Heads up to all ChromeOS users in the dev channel. I am currently going through the changelogs to understand what changed and will be updating this post as I find things. If you spot anything, please feel free to drop a comment below.
ChromeOS 70.0.3524.2 is currently rolling out to users on the Dev channel. I am working my way through the changelogs to see what has changed. This list is only what I have been able to find after a few minutes of research, I will update it as I find more.
Over the past few days, instructions to install Debian Packages (.deb) files on ChromeOS via the Chrome OS File Manager have been floating around many major tech sites. I was originally not planning to cover this story as it was already covered so many times however I changed my mind after following the steps on these sites and was not successful. It turns out that they were missing a step – the .deb file needs to be placed in the “Linux Files” mount first. Here are the instructions:

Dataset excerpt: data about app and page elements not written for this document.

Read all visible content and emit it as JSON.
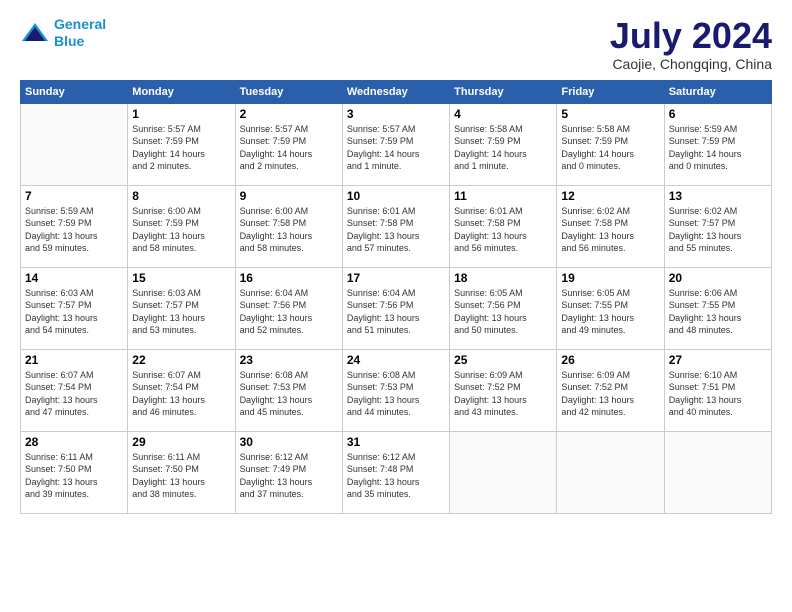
{
  "logo": {
    "line1": "General",
    "line2": "Blue"
  },
  "title": "July 2024",
  "location": "Caojie, Chongqing, China",
  "days_of_week": [
    "Sunday",
    "Monday",
    "Tuesday",
    "Wednesday",
    "Thursday",
    "Friday",
    "Saturday"
  ],
  "weeks": [
    [
      {
        "day": "",
        "info": ""
      },
      {
        "day": "1",
        "info": "Sunrise: 5:57 AM\nSunset: 7:59 PM\nDaylight: 14 hours\nand 2 minutes."
      },
      {
        "day": "2",
        "info": "Sunrise: 5:57 AM\nSunset: 7:59 PM\nDaylight: 14 hours\nand 2 minutes."
      },
      {
        "day": "3",
        "info": "Sunrise: 5:57 AM\nSunset: 7:59 PM\nDaylight: 14 hours\nand 1 minute."
      },
      {
        "day": "4",
        "info": "Sunrise: 5:58 AM\nSunset: 7:59 PM\nDaylight: 14 hours\nand 1 minute."
      },
      {
        "day": "5",
        "info": "Sunrise: 5:58 AM\nSunset: 7:59 PM\nDaylight: 14 hours\nand 0 minutes."
      },
      {
        "day": "6",
        "info": "Sunrise: 5:59 AM\nSunset: 7:59 PM\nDaylight: 14 hours\nand 0 minutes."
      }
    ],
    [
      {
        "day": "7",
        "info": "Sunrise: 5:59 AM\nSunset: 7:59 PM\nDaylight: 13 hours\nand 59 minutes."
      },
      {
        "day": "8",
        "info": "Sunrise: 6:00 AM\nSunset: 7:59 PM\nDaylight: 13 hours\nand 58 minutes."
      },
      {
        "day": "9",
        "info": "Sunrise: 6:00 AM\nSunset: 7:58 PM\nDaylight: 13 hours\nand 58 minutes."
      },
      {
        "day": "10",
        "info": "Sunrise: 6:01 AM\nSunset: 7:58 PM\nDaylight: 13 hours\nand 57 minutes."
      },
      {
        "day": "11",
        "info": "Sunrise: 6:01 AM\nSunset: 7:58 PM\nDaylight: 13 hours\nand 56 minutes."
      },
      {
        "day": "12",
        "info": "Sunrise: 6:02 AM\nSunset: 7:58 PM\nDaylight: 13 hours\nand 56 minutes."
      },
      {
        "day": "13",
        "info": "Sunrise: 6:02 AM\nSunset: 7:57 PM\nDaylight: 13 hours\nand 55 minutes."
      }
    ],
    [
      {
        "day": "14",
        "info": "Sunrise: 6:03 AM\nSunset: 7:57 PM\nDaylight: 13 hours\nand 54 minutes."
      },
      {
        "day": "15",
        "info": "Sunrise: 6:03 AM\nSunset: 7:57 PM\nDaylight: 13 hours\nand 53 minutes."
      },
      {
        "day": "16",
        "info": "Sunrise: 6:04 AM\nSunset: 7:56 PM\nDaylight: 13 hours\nand 52 minutes."
      },
      {
        "day": "17",
        "info": "Sunrise: 6:04 AM\nSunset: 7:56 PM\nDaylight: 13 hours\nand 51 minutes."
      },
      {
        "day": "18",
        "info": "Sunrise: 6:05 AM\nSunset: 7:56 PM\nDaylight: 13 hours\nand 50 minutes."
      },
      {
        "day": "19",
        "info": "Sunrise: 6:05 AM\nSunset: 7:55 PM\nDaylight: 13 hours\nand 49 minutes."
      },
      {
        "day": "20",
        "info": "Sunrise: 6:06 AM\nSunset: 7:55 PM\nDaylight: 13 hours\nand 48 minutes."
      }
    ],
    [
      {
        "day": "21",
        "info": "Sunrise: 6:07 AM\nSunset: 7:54 PM\nDaylight: 13 hours\nand 47 minutes."
      },
      {
        "day": "22",
        "info": "Sunrise: 6:07 AM\nSunset: 7:54 PM\nDaylight: 13 hours\nand 46 minutes."
      },
      {
        "day": "23",
        "info": "Sunrise: 6:08 AM\nSunset: 7:53 PM\nDaylight: 13 hours\nand 45 minutes."
      },
      {
        "day": "24",
        "info": "Sunrise: 6:08 AM\nSunset: 7:53 PM\nDaylight: 13 hours\nand 44 minutes."
      },
      {
        "day": "25",
        "info": "Sunrise: 6:09 AM\nSunset: 7:52 PM\nDaylight: 13 hours\nand 43 minutes."
      },
      {
        "day": "26",
        "info": "Sunrise: 6:09 AM\nSunset: 7:52 PM\nDaylight: 13 hours\nand 42 minutes."
      },
      {
        "day": "27",
        "info": "Sunrise: 6:10 AM\nSunset: 7:51 PM\nDaylight: 13 hours\nand 40 minutes."
      }
    ],
    [
      {
        "day": "28",
        "info": "Sunrise: 6:11 AM\nSunset: 7:50 PM\nDaylight: 13 hours\nand 39 minutes."
      },
      {
        "day": "29",
        "info": "Sunrise: 6:11 AM\nSunset: 7:50 PM\nDaylight: 13 hours\nand 38 minutes."
      },
      {
        "day": "30",
        "info": "Sunrise: 6:12 AM\nSunset: 7:49 PM\nDaylight: 13 hours\nand 37 minutes."
      },
      {
        "day": "31",
        "info": "Sunrise: 6:12 AM\nSunset: 7:48 PM\nDaylight: 13 hours\nand 35 minutes."
      },
      {
        "day": "",
        "info": ""
      },
      {
        "day": "",
        "info": ""
      },
      {
        "day": "",
        "info": ""
      }
    ]
  ]
}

ChromeOS is currently rolling out to users on the Dev channel. So far it seems stable and only brings a few subtle changes. I have gone through the changelogs and here are the highlights.
Microsoft’s PowerShell is without question a very powerful management tool/automation tool, especially for those who use Windows. Many developers have also started to embrace PowerShell and it has even seen native releases for MacOS and Linux. Thanks to the magic of Chrome OS and Crostini, it can also be installed on a Chromebook, here is how:
As I have mentioned on this blog in the past, the build of debian that is used for the default “penguin” container is very vanilla aside from a few extra packaged used to bridge some of the functionality with ChromeOS. These extra packages are not always updated via the primary Chrome OS update utility and thus must be manually upgraded via the command line. Google has released a upgrade for one of the packages – cros-garcon. Fortunately upgrading this package is very easy.
ChromeOS 69.0.3486.0 was pushed out to several devices yesterday in the Developer Channel and while unlike ChromeOS 69.0.3464.0, this build is quite stable – unfortunately there are a few are a few minor bugs that users should be aware of. After using the build for a few hours, here is what I have been able to find;
It is no secret that Android tablets are not as popular as they used to be. With the exception of the Amazon Kindle Fire and the Samsung Galaxy Tab line of tablets, it seems like many Android tablet manufacturers have given up on Android Tablets. Google has been working hard to replace Android with Chrome OS on future tablets and while this is a refreshing change, Could a Chrome OS Tablet replace your aging Android Tablet? For this post, we are going to put two leading flagship devices in a head to head battle – the Samsung Galaxy Tab S3 (Android) and the HP Chromebook X2 (Chrome OS).
Discord has been one of the fastest growing communication platforms on the planet right now but unfortunately they do not publish an official client for Chrome OS so Chrome OS users are stuck using the web application. While the web application is pretty good, some would wish to have access to the desktop application. Fortunately it is pretty easy to install, here are the steps.
Google has been working hard on a feature called “Better Together” which was designed to allow for deep integration between Android Phones and Chrome OS. Thanks to the latest build of Chrome OS to hit the developer channel, we now have a better picture on what the setup process will look like and it is not looking good for non-Pixel Phone owners.